The first point game director Jeff Kaplan makes in the video is that while player feedback is a very important part of the process, the primary purpose of the PTR is to ensure that Overwatch is as stable and bug-free as possible. "We will put up versions of the game frequently on the PTR, sometimes they'll have a lot of of issues, and it allows us to solve them very quickly," he explains. "So while checking in on how players feel about new changes in the upcoming patch is also very important to us, it's not the primary thing we're looking at."
That's also why the PTR is restricted to the PC, even though Overwatch is multiplatform: Updates on the Xbox and PlayStation must pass through certification processes, but Blizzard can do whatever it wants, whenever it wants, on Battle.net. "We incur any risks to our system, because we're making the changes. We know what we're doing, it's our game," Kaplan explains. "If we screw something up, we know we're going to fix it right away."
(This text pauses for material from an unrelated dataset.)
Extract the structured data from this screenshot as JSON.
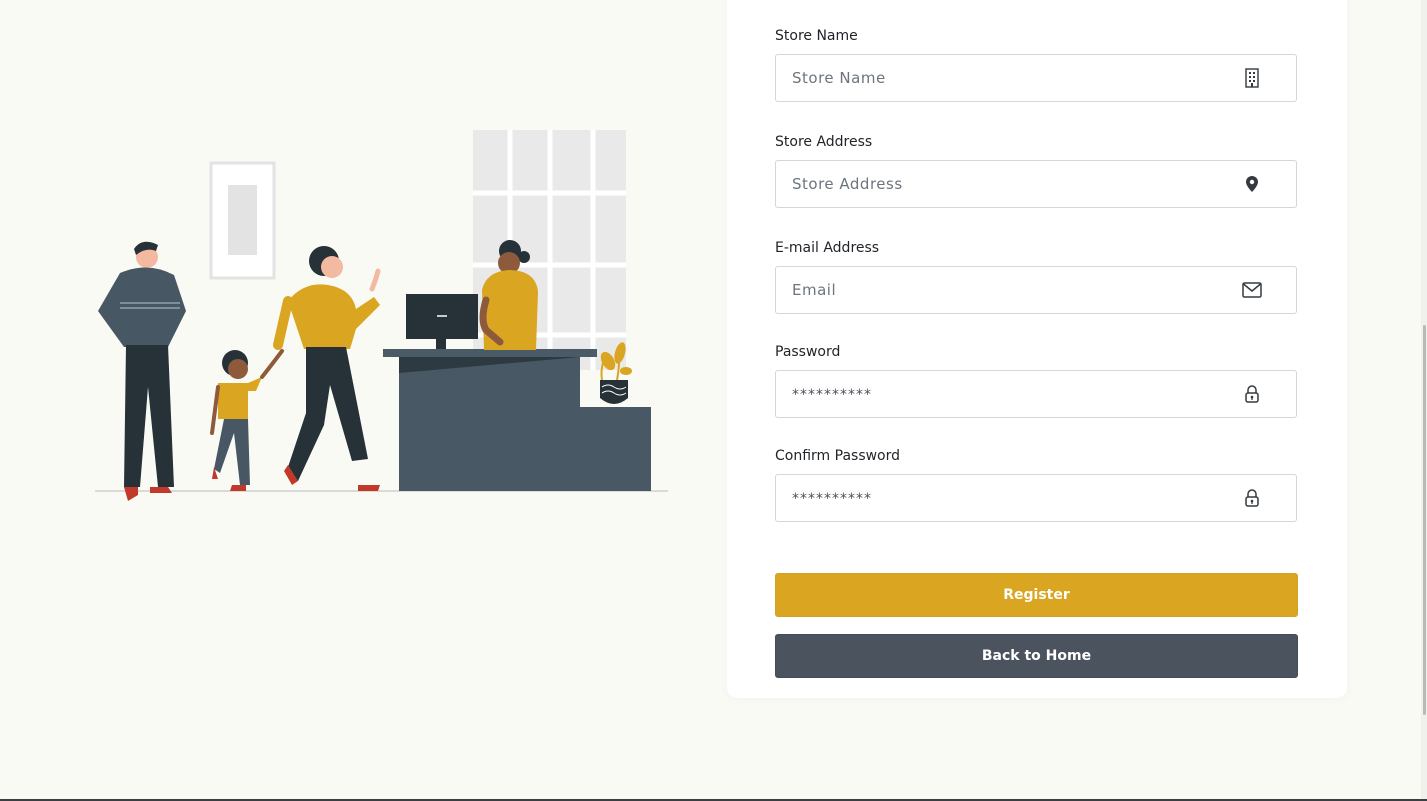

Kaplan said Blizzard is still giving thought to offering "incentives" to attract players to the PTR, like loot boxes or transferable experience, although that's not likely to happen anytime soon. He also touched on some of the hero changes it has planned: Sombra, despite being an offensive character, will remain a "back line disruptor" rather than a "vicious assassin," and Roadhog's hook will continue to be worked on. Both D.Va and Ana sound like they're up for minor nerfs, too: D.Va's combination of mobility, toughness, and ability to lay down fire without needing to reload has Blizzard feeling "like she's doing too much right now," Kaplan says, while Ana "needs to be balanced back a little bit."